The US is still the world’s largest consumer economy and we’re currently underrepresented in the market. This means we have some great opportunities to build our US business, particularly with our SeaVees and ellesse brands.
In China, although economic growth has slowed a bit, our business is still at a point where we’re building credibility and market share, so there’s much to be optimistic about.
Within the retail sector, consumers continue to become more focused on choice, value and speed and there’s an increasing differentiation between the winners and those left behind. The key will be in continually offering meaningful brands and products and making them available to consumers at the right time and in the right place.
- You talk about ‘good business is good for business’. What are Pentland Brands corporate responsibility objectives for 2019?
The biggest thing for us is to accelerate our product sustainability. We’re looking at this across every stage of the product lifecycle, from sourcing raw materials, to design, production and use. This includes working to find innovations for the materials of tomorrow, reducing the environmental impacts of the materials and processes used to make our products and protecting the human rights of those within our supply chain.
- How do you believe increasing the sustainability of our products will make them more appealing to consumers?
While there’s sometimes a disconnect between what consumers say they want and what they actually do, they’re becoming more knowledgeable about how and where their products are made, and we expect the demand for sustainable products to increase over time.
It’s becoming the expectation of businesses and we want to be future facing; that’s why our teams are increasing the focus on sustainability as part of the product development process.
- You talk about ‘making brands matter to more people’ – what do you mean by that?
It’s about making sure our brands connect to the consumer with an emotional purpose. It goes beyond a black jacket; it’s about having a black jacket that consumers know will keep them dry in the rain because it’s a Berghaus jacket. It’s about a Speedo swimsuit that makes them feel good in the pool or a Canterbury rugby shirt that’s worn with pride and holds up on the toughest rugby field.

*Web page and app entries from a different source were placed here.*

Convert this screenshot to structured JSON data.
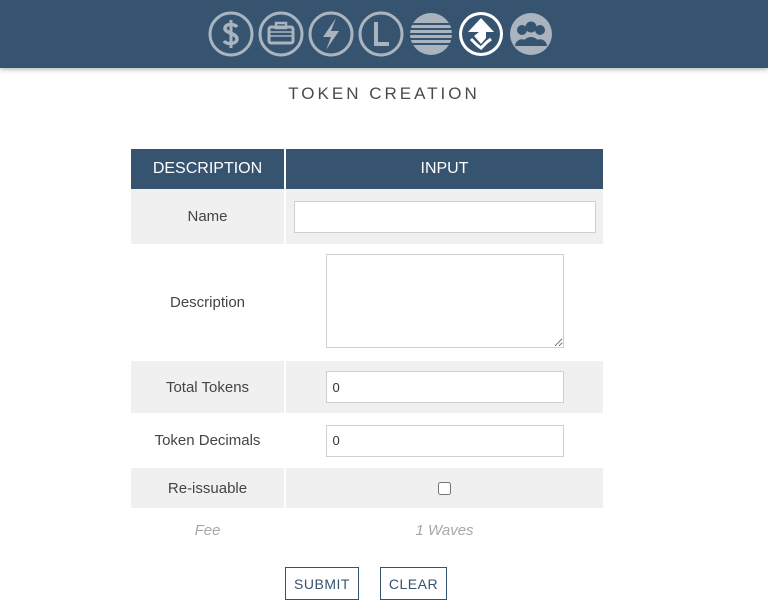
{
  "header": {
    "nav_icons": [
      {
        "name": "dollar-icon",
        "active": false
      },
      {
        "name": "wallet-icon",
        "active": false
      },
      {
        "name": "lightning-icon",
        "active": false
      },
      {
        "name": "lease-icon",
        "active": false
      },
      {
        "name": "stripes-icon",
        "active": false
      },
      {
        "name": "token-icon",
        "active": true
      },
      {
        "name": "community-icon",
        "active": false
      }
    ],
    "bar_color": "#36536f"
  },
  "page": {
    "title": "TOKEN CREATION"
  },
  "table": {
    "headers": {
      "description": "DESCRIPTION",
      "input": "INPUT"
    },
    "rows": {
      "name": {
        "label": "Name",
        "value": ""
      },
      "description": {
        "label": "Description",
        "value": ""
      },
      "total_tokens": {
        "label": "Total Tokens",
        "value": "0"
      },
      "token_decimals": {
        "label": "Token Decimals",
        "value": "0"
      },
      "reissuable": {
        "label": "Re-issuable",
        "checked": false
      },
      "fee": {
        "label": "Fee",
        "value": "1 Waves"
      }
    }
  },
  "buttons": {
    "submit": "SUBMIT",
    "clear": "CLEAR"
  }
}
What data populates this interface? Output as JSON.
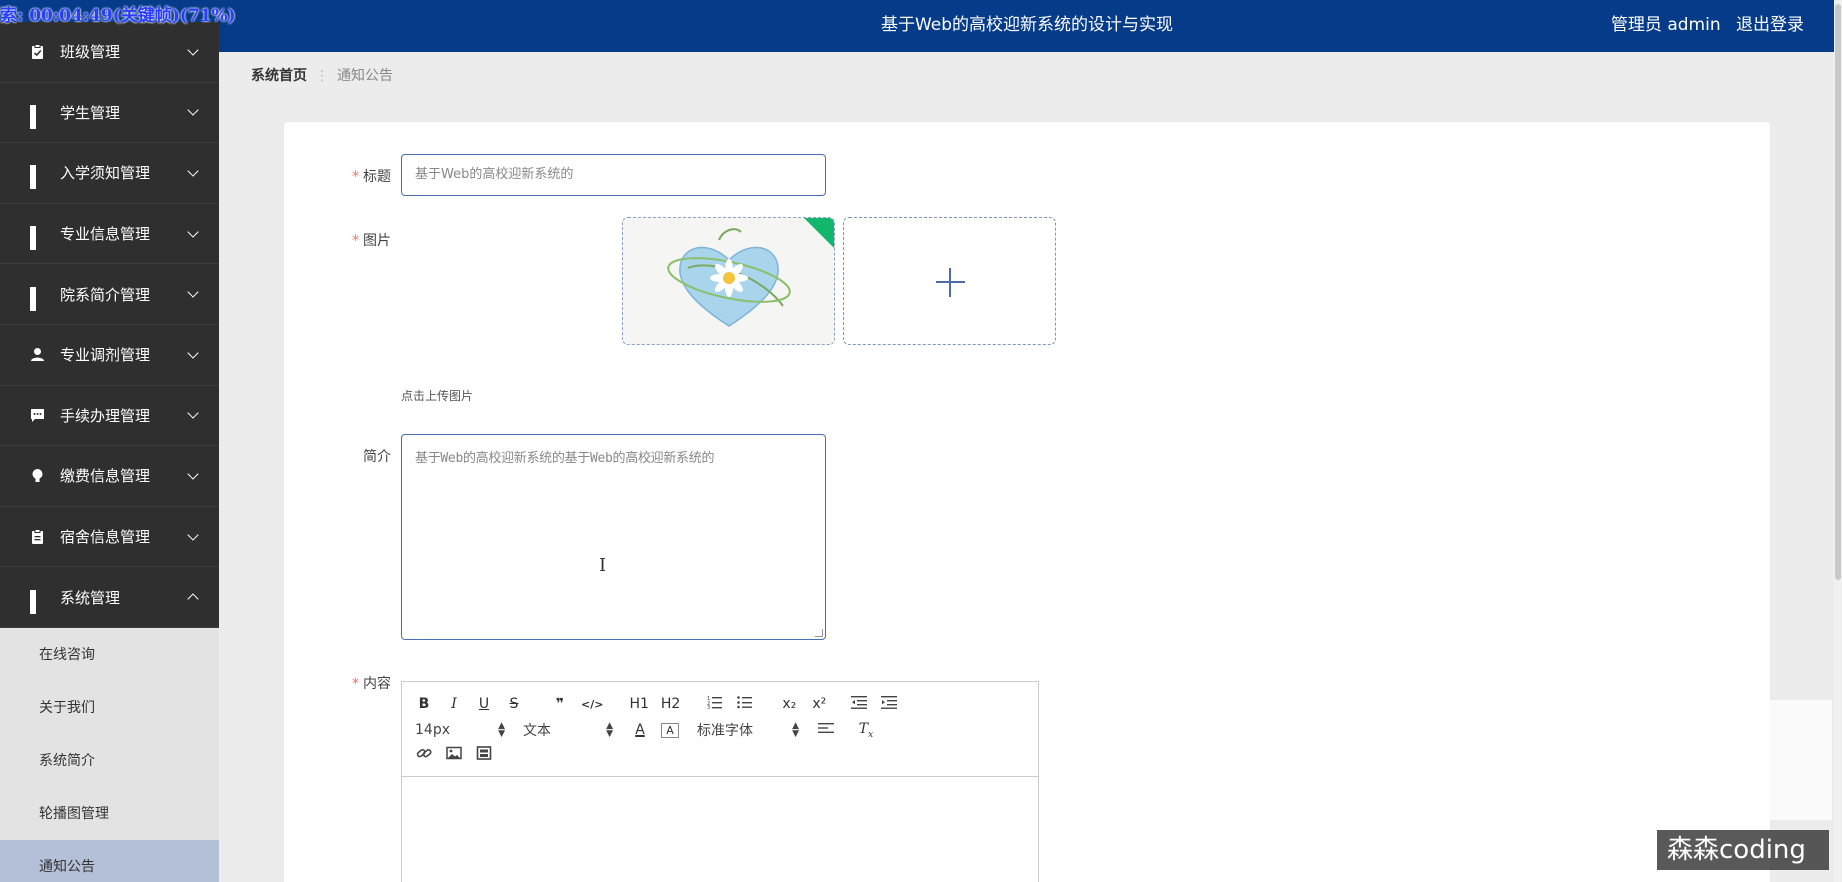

And it’s a pair of Kickers shoes worn on the first day at school then lasts the whole year, or a beautiful pair of Karen Millen shoes perfect for a friend’s wedding or an important job interview. That what we mean by ‘making brands that matter’.
- How would you describe the culture and business to someone interested in working for Pentland Brands?
We’re a family-owned business so we can take long term decisions and we recognise the benefits of having a great culture and team. What makes us special is that we care about people and we believe in the power of the collective.
- Where do you see the Pentland Brands business in 2020?
I see us confidently growing our brand portfolio, owned and licensed, and delivering great results across our priority international markets and digital platforms.
- What was the biggest thing you personally achieved in 2018?
The acquisition of Endura, our first active brand acquisition in six years.
- What have you learnt this year about both the business and your role in it?
However hard you think change is going to be, it’s much tougher and there’s no substitute to talking directly to teams.
- What was the biggest obstacle you had to overcome in 2018?
Maintaining team energy and excitement when trading conditions were tough.
- What are you most excited about going into 2019?
Seeing the changes and transformation we made in 2018 come to fruition.
- If you could help the business achieve success one area in 2019, what would it be?
Making sure, as a business, we’re moving ever closer to the pace of the consumer.